by Ross Decker Sr
I’d only give one piece of advice to anyone marrying. We’re all quite similar in the end. We all get old and tell the same tales too many times. But try and marry someone kind.”
Those are the wise words of advice that Bill Nighy’s character offers during a wedding toast in the splendid movie, About Time. About Time is a movie I’ve seen an awfully lot and I always maintain that, if I were to see it every day, I’d be a better person. I’d be a better man because I would appreciate each day for the sheer beauty of it. But more importantly, I’d be kinder.
Being kind is not something that comes naturally to me. Whenever you see kindness in me it’s because I’ve thought about it first and then gone ahead and acted kind. I’m pretty much a mean-spirited jerk otherwise. In my defense, anytime I actually do stop and think about what to do, I always choose kindness. It’s just that I don’t always think before I act. That’s where I benefit from About Time.
The movie tells the story a young man who learns that all the males in his family have the ability to travel backward in time. Throughout the movie, he continually returns to previous events and rights them. Eventually, and here’s the spoiler, he realizes that he can live every day as it occurs and enjoy every moment for the beauty it has.
My family was never kind. My grandmother wrote one of her sons out of her will, writing a cleverly stinging comment into it which was designed to humiliate him during what she thought would be a public reading in her lawyer’s office. One final spanking from the grave. My mother and her sister loved it. They each wanted to do that in their own will. My mother would do it to me, she thought. But my aunt Thelma, having two sons, would have the delicious opportunity to choose which son she would hurt deeply. She chose Gary. The irony of that is that Gary was her favorite during her lifetime and she turned on him to will everything to Joe. I suppose I’d like that to give me a pass on my own behavior but the reality is that I’m the one responsible for it. So, I could have been kinder. I just chose not to. Because I really am a mean-spirited jerk.
My son is kind, though. So, if I can ride his coattails a bit that would be just fine. The defining moment in his life was Superstorm Sandy. That storm tore through our Staten Island on October 29,2012. It was like nothing we’d seen before and like nothing we hope to see again. The damage and devastation it caused is with us today. Nearly three years later many Staten Islanders have not gotten back into their homes.
Ross Jr. was preparing to fly to Houston where he was to speak at a sales conference. With the airports closed because of the storm, that would not happen. We sat together on his living room couch and decided that, since he wasn’t leaving town, we should go to our old neighborhood, Tottenville, which had been hard hit, to see if we could help in any way.
The first person we saw was our Congressman, Michael Grimm. He was there on the first day and he never stopped helping each day that followed. He walked us on a quick tour, giving us an overview of what the needs were and how we could help.
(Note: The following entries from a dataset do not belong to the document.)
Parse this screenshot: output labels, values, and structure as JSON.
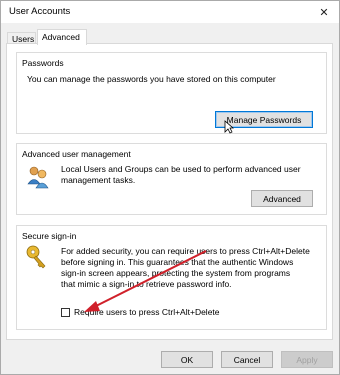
{
  "window": {
    "title": "User Accounts",
    "close_icon": "close-icon"
  },
  "tabs": [
    {
      "label": "Users",
      "active": false
    },
    {
      "label": "Advanced",
      "active": true
    }
  ],
  "passwords": {
    "heading": "Passwords",
    "description": "You can manage the passwords you have stored on this computer",
    "button": "Manage Passwords"
  },
  "advanced_management": {
    "heading": "Advanced user management",
    "line1": "Local Users and Groups can be used to perform advanced user",
    "line2": "management tasks.",
    "button": "Advanced",
    "icon": "users-group-icon"
  },
  "secure_signin": {
    "heading": "Secure sign-in",
    "line1": "For added security, you can require users to press Ctrl+Alt+Delete",
    "line2": "before signing in. This guarantees that the authentic Windows",
    "line3": "sign-in screen appears, protecting the system from programs",
    "line4": "that mimic a sign-in to retrieve password info.",
    "checkbox_label": "Require users to press Ctrl+Alt+Delete",
    "checked": false,
    "icon": "key-icon"
  },
  "footer": {
    "ok": "OK",
    "cancel": "Cancel",
    "apply": "Apply"
  },
  "colors": {
    "focus_border": "#0078d7",
    "arrow": "#d0202a"
  }
}
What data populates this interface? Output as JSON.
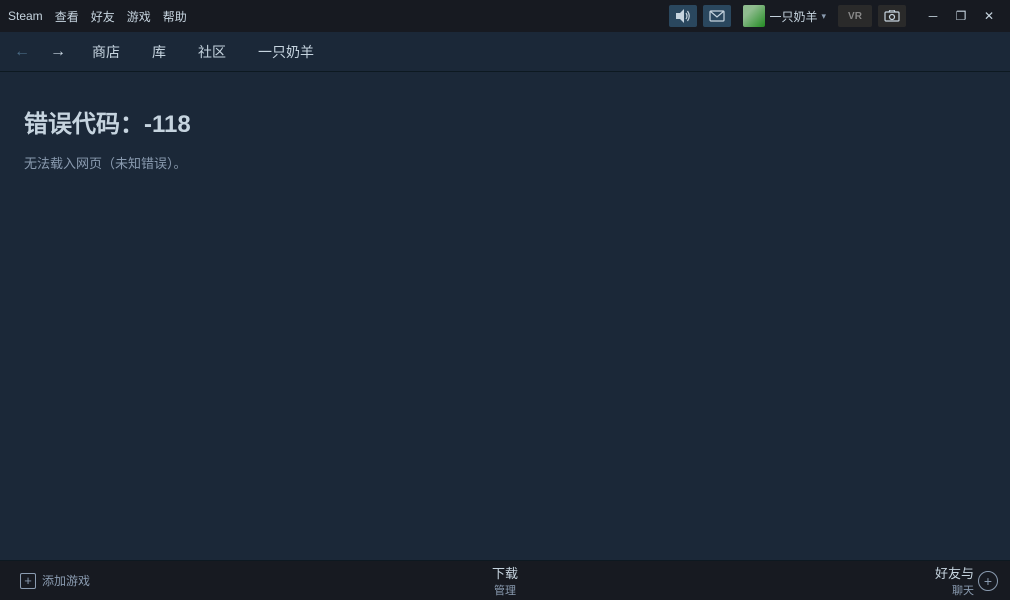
{
  "titlebar": {
    "app_name": "Steam",
    "menus": [
      "Steam",
      "查看",
      "好友",
      "游戏",
      "帮助"
    ],
    "user_name": "一只奶羊",
    "vr_label": "VR",
    "window_controls": {
      "minimize": "－",
      "restore": "❐",
      "close": "✕"
    }
  },
  "navbar": {
    "back_arrow": "←",
    "forward_arrow": "→",
    "items": [
      "商店",
      "库",
      "社区",
      "一只奶羊"
    ]
  },
  "main": {
    "error_title": "错误代码：-118",
    "error_desc": "无法载入网页（未知错误）。"
  },
  "bottombar": {
    "add_game": "添加游戏",
    "download_title": "下载",
    "download_sub": "管理",
    "friends_title": "好友与",
    "chat_title": "聊天"
  }
}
He was later to direct Ross Jr. to set up a relief hub in Midland Beach. It was that relief station that set the wheels in motion for what was to follow.
In Tottenville, in Great Kills and in Midland beach Ross brought his wife and children as he mucked out houses, distributed clothing and provided a shoulder to cry on. He started a GoFundMe account where people sent him money because he asked for it and was on the ground providing immediate help. Great people like Sarah and Tony Zolecki, Eric Worre, pitched in with generous donations to get some immediate supplies. The Higginson family from Agel USA flew out from Salt Lake City with a work crew and gave an astoundingly large donation. Many others joined in. It was a tremendous grass roots action built by people who trusted that Ross was the guy who could get money quickly where there was need.
We were naive enough to think the Sandy Crisis would be handled quickly. Ross thought he was in for the short haul, just until the government and Red Cross released the money designated for Sandy relief. As it turned out, he was about to take more than six months off from work and plunge into volunteer relief work full time.
That was when an amazing thing happened. He met two other great men Farid Kader and Mike Hoffman. They were each working to help Sandy survivors and the three of them linked up. The synergy was outstanding. They formed a group called Yellow Boots Long Term Disaster Relief and were able to help rebuild homes to an extent they’d not foreseen. Congressman Grimm’s office was tremendously accessible to them and they got things done.
Three years later, the drive to help continues. This Friday Yellow Boots will host their third annual fundraiser. The money goes to the survivors. The overhead is smaller than minimal. The Yellow Boots board members take no salary. They continue to do great work, stepping into the gap where government red tape causes relief to come slowly.
In the movie About Time, Bill Nighy continues his toast. He says ” I’m not particularly proud of many things in my life, but I am very proud to be the father of my son.”
That’s a quote I can get behind.If you’d like to know more about the work Yellow Boots does (or perhaps make a tax deductible donation), visit their site at www.yellowboots.org